LONDON, March 27 -- China is of vital importance to the future of Lloyd's, one of the oldest financial sector businesses in Britain, its chairman has revealed.
Lloyd's, one of the oldest insurance markets in the world, has been a feature of the financial sector in Britain for centuries. A total of 94 syndicates underwrite insurance at Lloyd's, covering all classes of business from more than 200 countries and regions worldwide.
In a recent interview, Lloyd's chairman John Nelson told Xinhua how important China was to the future of his venerable business.
Nelson said Lloyd's already operated a hub in Shanghai, "It is relatively small but we have now 10 insurance companies in our market in Shanghai. That is growing significantly and there are more that we expect to come on line in 2014."
Nelson added, "The Chinese business is for us a very important growth market. We are applying at the moment to the China Insurance Regulatory Commission (CIRC) to open a hub in Beijing."
"Our business in China, which is still relatively small in industry terms but growing at a satisfactory rate. The growth in 2013 was north of 20 percent," he added.
Nelson said that most of the business was reinsurance rather than direct insurance, added that premium income has grown from about 100 million U.S. dollars in 2008 to 370 million dollars in 2013.
On Wednesday Lloyd's reported profits of 3.2 billion pounds (about 5.3 billion dollars) for 2013.
Nelson said there was "significant China carrier interest in the Lloyd's platform. We have had China Re (Reinsurance Group Corporation) who have come on to the Lloyd's platform about 18 months ago."
There was also interest from other Chinese carriers and Nelson said this fitted Lloyd's strategy to internationalize its London market.
Nelson said that the Chinese government is keen to increase insurance penetration rates.
"In the conversations that we have with the Chinese authorities we are getting two or three messages," said Nelson.
"One is they want the international insurance committee, and Lloyd's, to play its part in the Chinese domestic insurance market.
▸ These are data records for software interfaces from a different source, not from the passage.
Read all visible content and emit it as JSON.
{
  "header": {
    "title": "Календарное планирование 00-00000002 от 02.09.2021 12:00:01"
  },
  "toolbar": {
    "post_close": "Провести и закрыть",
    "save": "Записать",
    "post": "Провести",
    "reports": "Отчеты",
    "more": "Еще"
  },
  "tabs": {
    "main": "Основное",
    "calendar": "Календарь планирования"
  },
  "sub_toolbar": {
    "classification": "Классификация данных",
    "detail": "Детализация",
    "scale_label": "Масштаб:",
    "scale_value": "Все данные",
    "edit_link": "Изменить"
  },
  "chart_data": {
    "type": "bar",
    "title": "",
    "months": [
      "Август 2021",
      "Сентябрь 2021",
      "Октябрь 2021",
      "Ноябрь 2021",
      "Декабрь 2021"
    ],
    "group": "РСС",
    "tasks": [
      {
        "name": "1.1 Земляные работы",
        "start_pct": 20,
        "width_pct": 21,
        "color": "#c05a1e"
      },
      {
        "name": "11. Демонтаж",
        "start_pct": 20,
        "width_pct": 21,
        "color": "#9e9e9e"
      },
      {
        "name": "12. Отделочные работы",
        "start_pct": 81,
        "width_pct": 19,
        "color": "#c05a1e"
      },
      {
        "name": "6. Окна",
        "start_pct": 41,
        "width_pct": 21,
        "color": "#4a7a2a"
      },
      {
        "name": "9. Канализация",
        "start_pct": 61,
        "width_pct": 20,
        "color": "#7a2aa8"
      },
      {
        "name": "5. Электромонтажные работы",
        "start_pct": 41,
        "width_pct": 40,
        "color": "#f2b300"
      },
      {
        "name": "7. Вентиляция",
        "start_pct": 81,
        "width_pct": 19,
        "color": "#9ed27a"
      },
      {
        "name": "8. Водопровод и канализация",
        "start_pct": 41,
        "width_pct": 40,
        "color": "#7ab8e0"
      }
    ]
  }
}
They are encouraging us in because they see the benefit of getting risk transfer diversified," he said.
Nelson added, "What they are saying is that the market is open and I would say that our experience is to that effect."
"They are also encouraging Chinese carriers to internationalize their business," said Nelson.
This was in part to support overseas Chinese direct investment, said Nelson.